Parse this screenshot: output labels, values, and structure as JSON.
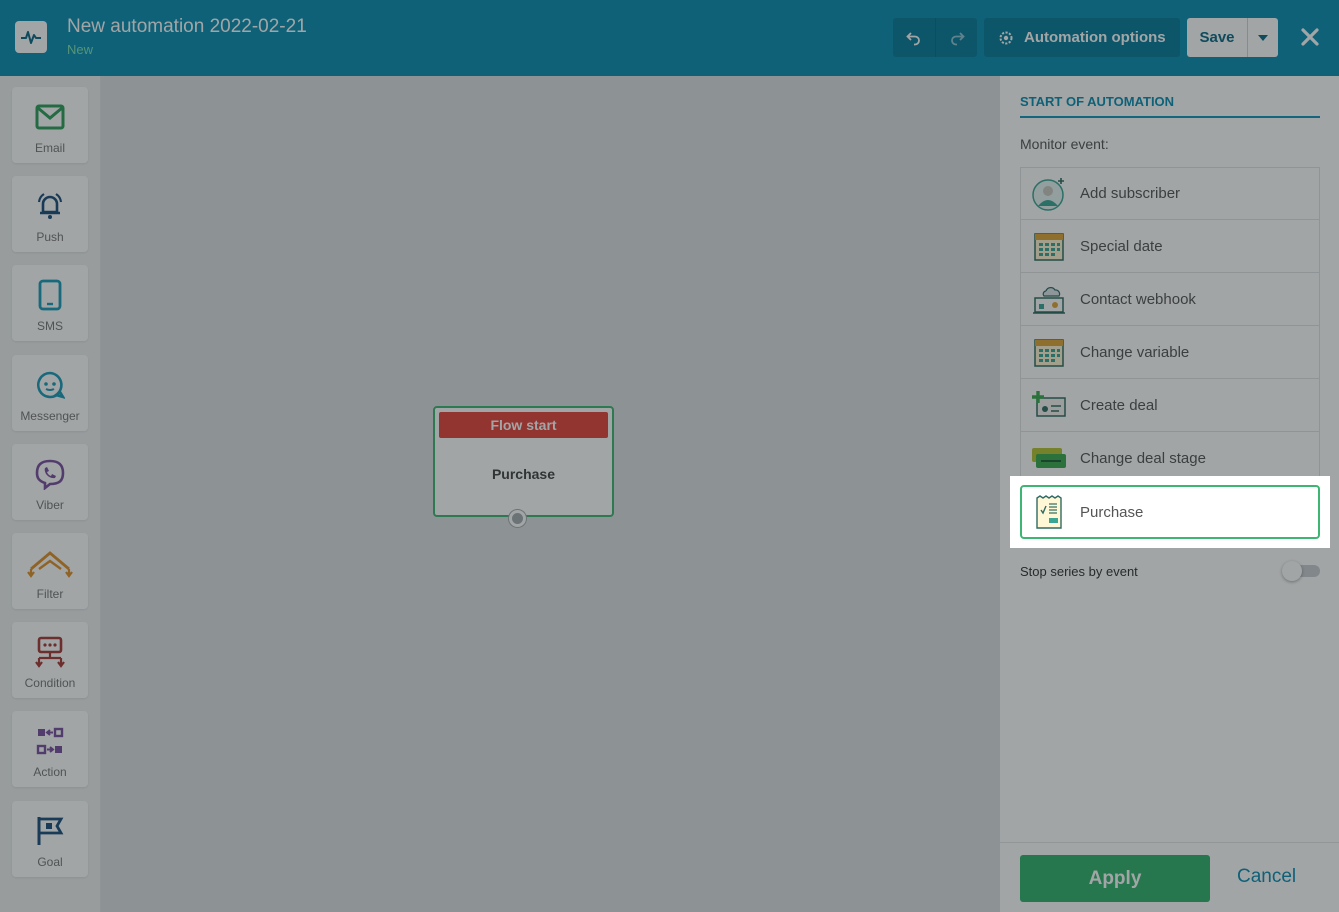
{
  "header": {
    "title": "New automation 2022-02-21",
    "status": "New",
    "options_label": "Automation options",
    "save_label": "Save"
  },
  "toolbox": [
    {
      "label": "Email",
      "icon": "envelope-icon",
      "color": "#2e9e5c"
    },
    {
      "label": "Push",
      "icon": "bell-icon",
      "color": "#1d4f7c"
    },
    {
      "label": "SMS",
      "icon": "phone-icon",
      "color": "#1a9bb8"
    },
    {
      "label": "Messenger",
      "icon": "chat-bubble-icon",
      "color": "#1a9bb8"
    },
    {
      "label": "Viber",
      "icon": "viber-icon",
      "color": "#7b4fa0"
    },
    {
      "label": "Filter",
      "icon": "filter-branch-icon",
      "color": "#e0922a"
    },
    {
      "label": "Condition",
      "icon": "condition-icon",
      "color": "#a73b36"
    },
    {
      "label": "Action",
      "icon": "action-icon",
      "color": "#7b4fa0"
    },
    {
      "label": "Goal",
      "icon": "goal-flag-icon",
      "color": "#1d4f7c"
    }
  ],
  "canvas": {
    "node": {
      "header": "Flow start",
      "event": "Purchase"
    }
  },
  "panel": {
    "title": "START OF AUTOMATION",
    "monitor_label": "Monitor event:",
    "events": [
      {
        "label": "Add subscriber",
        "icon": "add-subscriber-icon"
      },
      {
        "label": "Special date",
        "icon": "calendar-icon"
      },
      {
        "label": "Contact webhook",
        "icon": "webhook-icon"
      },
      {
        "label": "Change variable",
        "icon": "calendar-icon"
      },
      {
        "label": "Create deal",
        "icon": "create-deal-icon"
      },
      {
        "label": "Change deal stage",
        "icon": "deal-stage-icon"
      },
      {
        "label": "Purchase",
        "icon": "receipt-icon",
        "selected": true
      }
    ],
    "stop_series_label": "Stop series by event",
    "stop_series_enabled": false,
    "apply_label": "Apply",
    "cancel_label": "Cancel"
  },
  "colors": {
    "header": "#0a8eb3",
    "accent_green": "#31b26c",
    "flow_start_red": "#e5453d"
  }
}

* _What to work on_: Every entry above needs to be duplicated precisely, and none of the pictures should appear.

* _Exercise result_:
Parse this screenshot: output labels, values, and structure as JSON.
{
  "header": {
    "title": "New automation 2022-02-21",
    "status": "New",
    "options_label": "Automation options",
    "save_label": "Save"
  },
  "toolbox": [
    {
      "label": "Email",
      "icon": "envelope-icon",
      "color": "#2e9e5c"
    },
    {
      "label": "Push",
      "icon": "bell-icon",
      "color": "#1d4f7c"
    },
    {
      "label": "SMS",
      "icon": "phone-icon",
      "color": "#1a9bb8"
    },
    {
      "label": "Messenger",
      "icon": "chat-bubble-icon",
      "color": "#1a9bb8"
    },
    {
      "label": "Viber",
      "icon": "viber-icon",
      "color": "#7b4fa0"
    },
    {
      "label": "Filter",
      "icon": "filter-branch-icon",
      "color": "#e0922a"
    },
    {
      "label": "Condition",
      "icon": "condition-icon",
      "color": "#a73b36"
    },
    {
      "label": "Action",
      "icon": "action-icon",
      "color": "#7b4fa0"
    },
    {
      "label": "Goal",
      "icon": "goal-flag-icon",
      "color": "#1d4f7c"
    }
  ],
  "canvas": {
    "node": {
      "header": "Flow start",
      "event": "Purchase"
    }
  },
  "panel": {
    "title": "START OF AUTOMATION",
    "monitor_label": "Monitor event:",
    "events": [
      {
        "label": "Add subscriber",
        "icon": "add-subscriber-icon"
      },
      {
        "label": "Special date",
        "icon": "calendar-icon"
      },
      {
        "label": "Contact webhook",
        "icon": "webhook-icon"
      },
      {
        "label": "Change variable",
        "icon": "calendar-icon"
      },
      {
        "label": "Create deal",
        "icon": "create-deal-icon"
      },
      {
        "label": "Change deal stage",
        "icon": "deal-stage-icon"
      },
      {
        "label": "Purchase",
        "icon": "receipt-icon",
        "selected": true
      }
    ],
    "stop_series_label": "Stop series by event",
    "stop_series_enabled": false,
    "apply_label": "Apply",
    "cancel_label": "Cancel"
  },
  "colors": {
    "header": "#0a8eb3",
    "accent_green": "#31b26c",
    "flow_start_red": "#e5453d"
  }
}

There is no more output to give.